My take, your take: Advancing the feminist agenda and LGBTI rights in Albania
In this new intergenerational series for Generation Equality campaign, young people take the lead to shape the conversations. Xheni Karaj, a 34-year-old LGBTI activist from Albania is talking with Delina Fico, who was part of the Albanian delegation in the Fourth World Conference on Women, in Beijing.
Date: Wednesday, January 20, 2021
Xheni Karaj was among the first activists to launch the LGBTI rights movement in Albania about ten years ago. She is the co-founder and currently Executive Director of LGBT Alliance. For many years she has been at the forefront of many human rights and women’s rights initiatives and her organization has also been a UN Women programming partner. She agrees that since the adoption of the Beijing Declaration and Platform for Action there have been improvements, but there is still much work to be done, considering the high rate of gender-based violence in the country.
“In the future, we should focus more on media education, the way they discuss women's issues and feminism. Because TV debates shape the opinion of our society, the way it is discussed nowadays does not help the cause; it creates more stereotypes,” Karaj explains. She thinks that it is critical to also start an academic discussion on feminism, and points to the lack of feminist studies and queer studies in Universities.
Karaj feels optimistic about the new radical feminist groups and says that we cannot only talk about improving laws and increasing women’s participation in politics. For her, it is important to have a connection between the services available for women, the public discourse, and also the intersectionality between various movements, such as the LGBTI and feminist movements.
In this series, she interviews Delina Fico, a feminist leader who supports LGBTI rights in Albania and serves in the Board of the Shelter for LGBTI Persons. Xheni saw Delina for the first time in a TV show about gender-based violence. She was inspired by the passion, strength and eloquence of her arguments. She decided to invite her for a coffee and since then, they have stood up in solidarity to advance gender equality and LGBTI rights in Albania.
When and why did you become an activist?
Delina Fico: I think I was born a feminist. Since I was a child, I had a very strong sense of equal rights: what is allowed for one person should be allowed for the other, especially when it comes to men and women. When I was in high school (in the early 80-s), marriage seemed very oppressive to me, and I told my mother: “The best I can do to please you is to get engaged but never get married.”

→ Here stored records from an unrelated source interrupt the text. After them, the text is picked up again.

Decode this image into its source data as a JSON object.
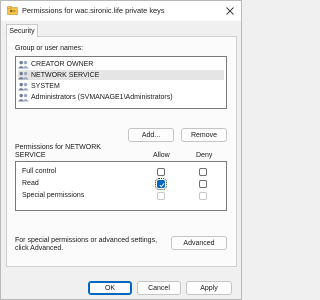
{
  "window": {
    "title": "Permissions for wac.sironic.life private keys"
  },
  "tabs": [
    {
      "label": "Security"
    }
  ],
  "groups": {
    "label": "Group or user names:",
    "items": [
      {
        "label": "CREATOR OWNER"
      },
      {
        "label": "NETWORK SERVICE",
        "selected": true
      },
      {
        "label": "SYSTEM"
      },
      {
        "label": "Administrators (SVMANAGE1\\Administrators)"
      }
    ],
    "add_label": "Add...",
    "remove_label": "Remove"
  },
  "permissions": {
    "label_line1": "Permissions for NETWORK",
    "label_line2": "SERVICE",
    "allow_header": "Allow",
    "deny_header": "Deny",
    "rows": [
      {
        "name": "Full control",
        "allow": false,
        "deny": false
      },
      {
        "name": "Read",
        "allow": true,
        "deny": false
      },
      {
        "name": "Special permissions",
        "allow": false,
        "deny": false
      }
    ]
  },
  "advanced": {
    "note_line1": "For special permissions or advanced settings,",
    "note_line2": "click Advanced.",
    "button_label": "Advanced"
  },
  "footer": {
    "ok_label": "OK",
    "cancel_label": "Cancel",
    "apply_label": "Apply"
  },
  "colors": {
    "accent": "#0067c0",
    "dialog_bg": "#f0f0f0",
    "panel_bg": "#fbfbfb"
  }
}
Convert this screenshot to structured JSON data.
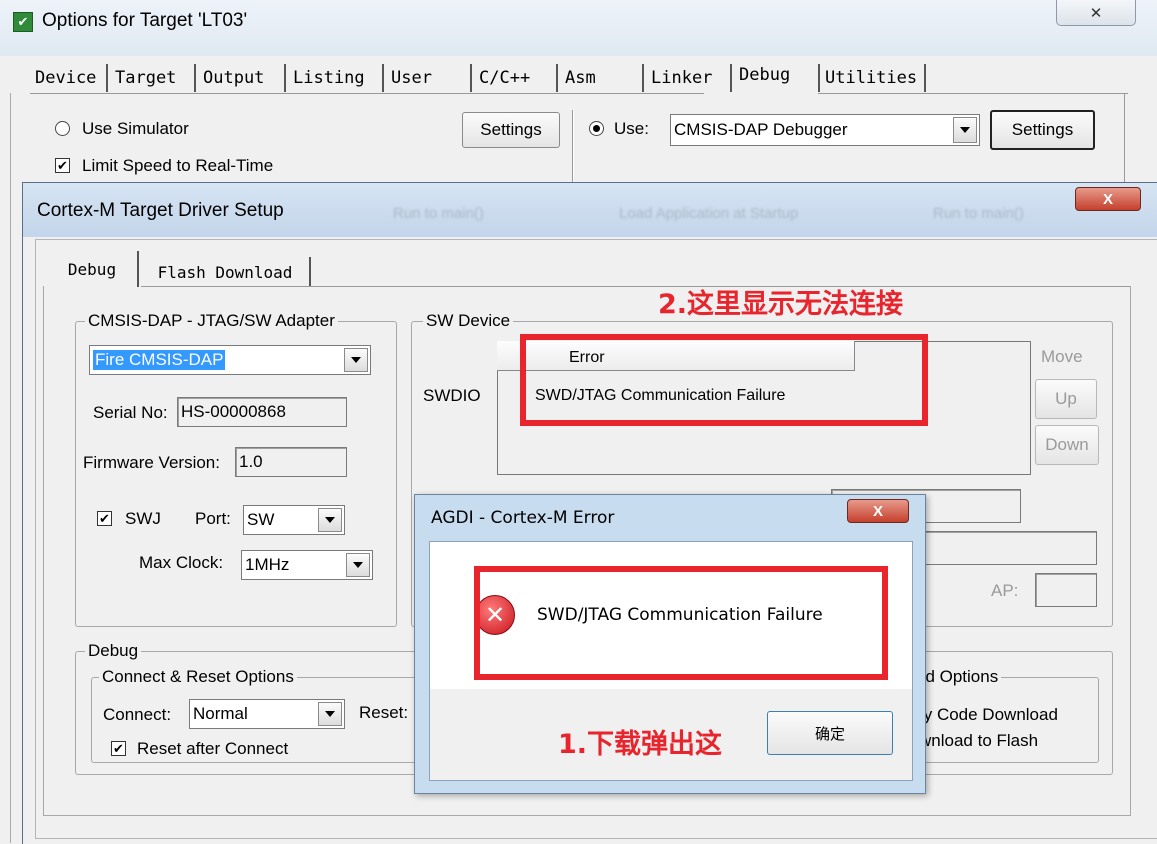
{
  "main_window": {
    "title": "Options for Target 'LT03'",
    "close_glyph": "✕",
    "tabs": [
      "Device",
      "Target",
      "Output",
      "Listing",
      "User",
      "C/C++",
      "Asm",
      "Linker",
      "Debug",
      "Utilities"
    ],
    "active_tab": "Debug",
    "use_simulator_label": "Use Simulator",
    "settings_label": "Settings",
    "limit_speed_label": "Limit Speed to Real-Time",
    "use_label": "Use:",
    "debugger": "CMSIS-DAP Debugger"
  },
  "driver_setup": {
    "title": "Cortex-M Target Driver Setup",
    "ghost_options": [
      "Run to main()",
      "Load Application at Startup",
      "Run to main()"
    ],
    "tabs": [
      "Debug",
      "Flash Download"
    ],
    "adapter": {
      "group_label": "CMSIS-DAP - JTAG/SW Adapter",
      "device": "Fire CMSIS-DAP",
      "serial_label": "Serial No:",
      "serial_value": "HS-00000868",
      "firmware_label": "Firmware Version:",
      "firmware_value": "1.0",
      "swj_label": "SWJ",
      "port_label": "Port:",
      "port_value": "SW",
      "max_clock_label": "Max Clock:",
      "max_clock_value": "1MHz"
    },
    "sw_device": {
      "group_label": "SW Device",
      "swdio_label": "SWDIO",
      "column_header": "Error",
      "row_text": "SWD/JTAG Communication Failure",
      "move_label": "Move",
      "up_label": "Up",
      "down_label": "Down",
      "ap_label": "AP:"
    },
    "debug_group": {
      "label": "Debug",
      "connect_reset_label": "Connect & Reset Options",
      "connect_label": "Connect:",
      "connect_value": "Normal",
      "reset_label": "Reset:",
      "reset_after_connect_label": "Reset after Connect",
      "download_options_label": "ad Options",
      "verify_label": "fy Code Download",
      "download_flash_label": "wnload to Flash"
    }
  },
  "error_dialog": {
    "title": "AGDI - Cortex-M Error",
    "message": "SWD/JTAG Communication Failure",
    "ok_label": "确定",
    "close_glyph": "X"
  },
  "annotations": {
    "note_connect": "2.这里显示无法连接",
    "note_download": "1.下载弹出这",
    "color": "#e8252d"
  }
}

I'm also invested in people's well-being. When they have a problem, I want to help. This led me into my activism.
What has been the biggest change for women in Albania since the adoption of the Beijing Platform for Action in 1995?
Delina Fico: The conference in Beijing was a life-changing experience for me. We learned that women face similar obstacles everywhere. At a workshop, I listened to a woman from a village in India and I realized that we shared the same concerns. She had found a solution to the problem and we felt inspired because we could do it, too.
We established relationships and connections that became a source of learning and support for the decades to come. For example, we attended a workshop by the Minnesota Advocates for Human Rights (today Advocates for Human Rights) that included a group of women who pioneered services for women survivors of violence in the United States. The lawyers and activists of these organizations later trained and mentored us to develop the legal framework and launch services for women survivors of violence in Albania.
Many major changes have taken place in Albania since 1995, such as the adoption of the 2008 Gender Equality Law, when quotas for women's participation in politics were introduced. This led to a significant and steady increase in the number of women parliamentarians and high-level government officials. The 2006 Law on the Prevention of Violence in Family Relationships was another win. It was drafted and proposed to the Parliament by civil society and passed with support by all political parties. This law paved the way for important changes, such as the introduction of the protection order and the increase of public funds for services for survivors of violence.
What are some priorities and emerging issues for the women’s rights movement in Albania, especially now in the context of COVID-19?
Delina Fico: The impact of Covid-19 pandemic on women and girls varies based on their social, economic, and cultural situation, as well as their sexual orientation and other parameters. For example, in the first months of the pandemic, access to health services was severely curtailed for women in rural areas and Roma women, as intercity travel and public travel halted and these women often don’t have the means to travel by private cars. There was a spike in violence against women cases starting in early April 2020 that continued in the following months and women’s rights groups never stopped their efforts to provide support to women victims of violence. As children attended school remotely, men and women lost their jobs or began working remotely, women’s workload as primary caretakers grew and became often more stressful as boundaries among work and private life were blurred, some of the school’s responsibilities fell on the parent’s shoulders, and there were those sick because of Covid-19 to be taken care of. When Covid-19 related restrictions loosened up, some women didn’t dare go back for fear of getting infected, some were asked to work fewer hours and paid less, and some were unable to pay the loans.
This is a special editorial series for UN Women’s Generation Equality campaign. The intergenerational series connects youth activists with veteran women’s rights activists and explores inter-generational perspectives on today’s issues. The views expressed by the participants are their own and may not necessarily reflect those of UN Women.